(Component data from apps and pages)
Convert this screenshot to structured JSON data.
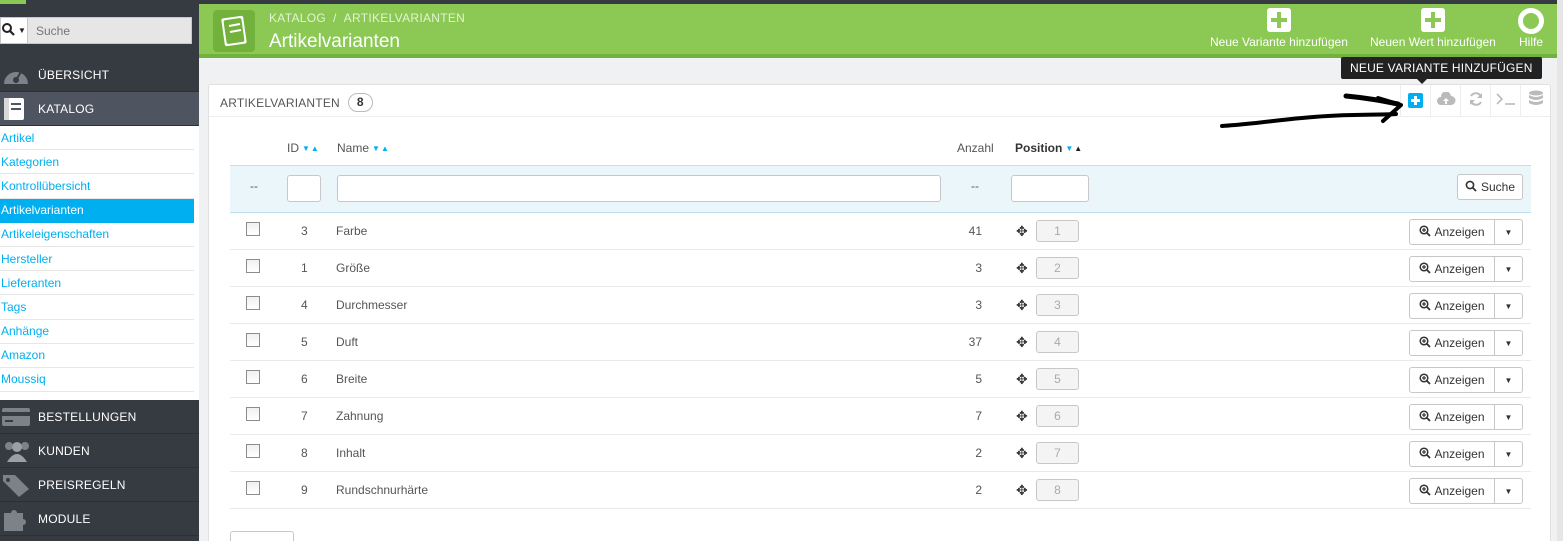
{
  "search": {
    "placeholder": "Suche"
  },
  "nav": {
    "overview": "ÜBERSICHT",
    "catalog": "KATALOG",
    "orders": "BESTELLUNGEN",
    "customers": "KUNDEN",
    "price_rules": "PREISREGELN",
    "modules": "MODULE"
  },
  "submenu": [
    "Artikel",
    "Kategorien",
    "Kontrollübersicht",
    "Artikelvarianten",
    "Artikeleigenschaften",
    "Hersteller",
    "Lieferanten",
    "Tags",
    "Anhänge",
    "Amazon",
    "Moussiq"
  ],
  "header": {
    "breadcrumb_1": "KATALOG",
    "breadcrumb_sep": "/",
    "breadcrumb_2": "ARTIKELVARIANTEN",
    "title": "Artikelvarianten",
    "btn_new_variant": "Neue Variante hinzufügen",
    "btn_new_value": "Neuen Wert hinzufügen",
    "btn_help": "Hilfe"
  },
  "tooltip": "NEUE VARIANTE HINZUFÜGEN",
  "panel": {
    "title": "ARTIKELVARIANTEN",
    "count": "8"
  },
  "table": {
    "headers": {
      "id": "ID",
      "name": "Name",
      "count": "Anzahl",
      "position": "Position"
    },
    "filter_dash": "--",
    "search_label": "Suche",
    "action_label": "Anzeigen",
    "rows": [
      {
        "id": "3",
        "name": "Farbe",
        "count": "41",
        "position": "1"
      },
      {
        "id": "1",
        "name": "Größe",
        "count": "3",
        "position": "2"
      },
      {
        "id": "4",
        "name": "Durchmesser",
        "count": "3",
        "position": "3"
      },
      {
        "id": "5",
        "name": "Duft",
        "count": "37",
        "position": "4"
      },
      {
        "id": "6",
        "name": "Breite",
        "count": "5",
        "position": "5"
      },
      {
        "id": "7",
        "name": "Zahnung",
        "count": "7",
        "position": "6"
      },
      {
        "id": "8",
        "name": "Inhalt",
        "count": "2",
        "position": "7"
      },
      {
        "id": "9",
        "name": "Rundschnurhärte",
        "count": "2",
        "position": "8"
      }
    ]
  },
  "colors": {
    "accent_green": "#8bc954",
    "accent_blue": "#00aff0",
    "sidebar": "#363a41"
  }
}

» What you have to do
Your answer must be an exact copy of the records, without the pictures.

» Exercise response
Convert this screenshot to structured JSON data.
{
  "search": {
    "placeholder": "Suche"
  },
  "nav": {
    "overview": "ÜBERSICHT",
    "catalog": "KATALOG",
    "orders": "BESTELLUNGEN",
    "customers": "KUNDEN",
    "price_rules": "PREISREGELN",
    "modules": "MODULE"
  },
  "submenu": [
    "Artikel",
    "Kategorien",
    "Kontrollübersicht",
    "Artikelvarianten",
    "Artikeleigenschaften",
    "Hersteller",
    "Lieferanten",
    "Tags",
    "Anhänge",
    "Amazon",
    "Moussiq"
  ],
  "header": {
    "breadcrumb_1": "KATALOG",
    "breadcrumb_sep": "/",
    "breadcrumb_2": "ARTIKELVARIANTEN",
    "title": "Artikelvarianten",
    "btn_new_variant": "Neue Variante hinzufügen",
    "btn_new_value": "Neuen Wert hinzufügen",
    "btn_help": "Hilfe"
  },
  "tooltip": "NEUE VARIANTE HINZUFÜGEN",
  "panel": {
    "title": "ARTIKELVARIANTEN",
    "count": "8"
  },
  "table": {
    "headers": {
      "id": "ID",
      "name": "Name",
      "count": "Anzahl",
      "position": "Position"
    },
    "filter_dash": "--",
    "search_label": "Suche",
    "action_label": "Anzeigen",
    "rows": [
      {
        "id": "3",
        "name": "Farbe",
        "count": "41",
        "position": "1"
      },
      {
        "id": "1",
        "name": "Größe",
        "count": "3",
        "position": "2"
      },
      {
        "id": "4",
        "name": "Durchmesser",
        "count": "3",
        "position": "3"
      },
      {
        "id": "5",
        "name": "Duft",
        "count": "37",
        "position": "4"
      },
      {
        "id": "6",
        "name": "Breite",
        "count": "5",
        "position": "5"
      },
      {
        "id": "7",
        "name": "Zahnung",
        "count": "7",
        "position": "6"
      },
      {
        "id": "8",
        "name": "Inhalt",
        "count": "2",
        "position": "7"
      },
      {
        "id": "9",
        "name": "Rundschnurhärte",
        "count": "2",
        "position": "8"
      }
    ]
  },
  "colors": {
    "accent_green": "#8bc954",
    "accent_blue": "#00aff0",
    "sidebar": "#363a41"
  }
}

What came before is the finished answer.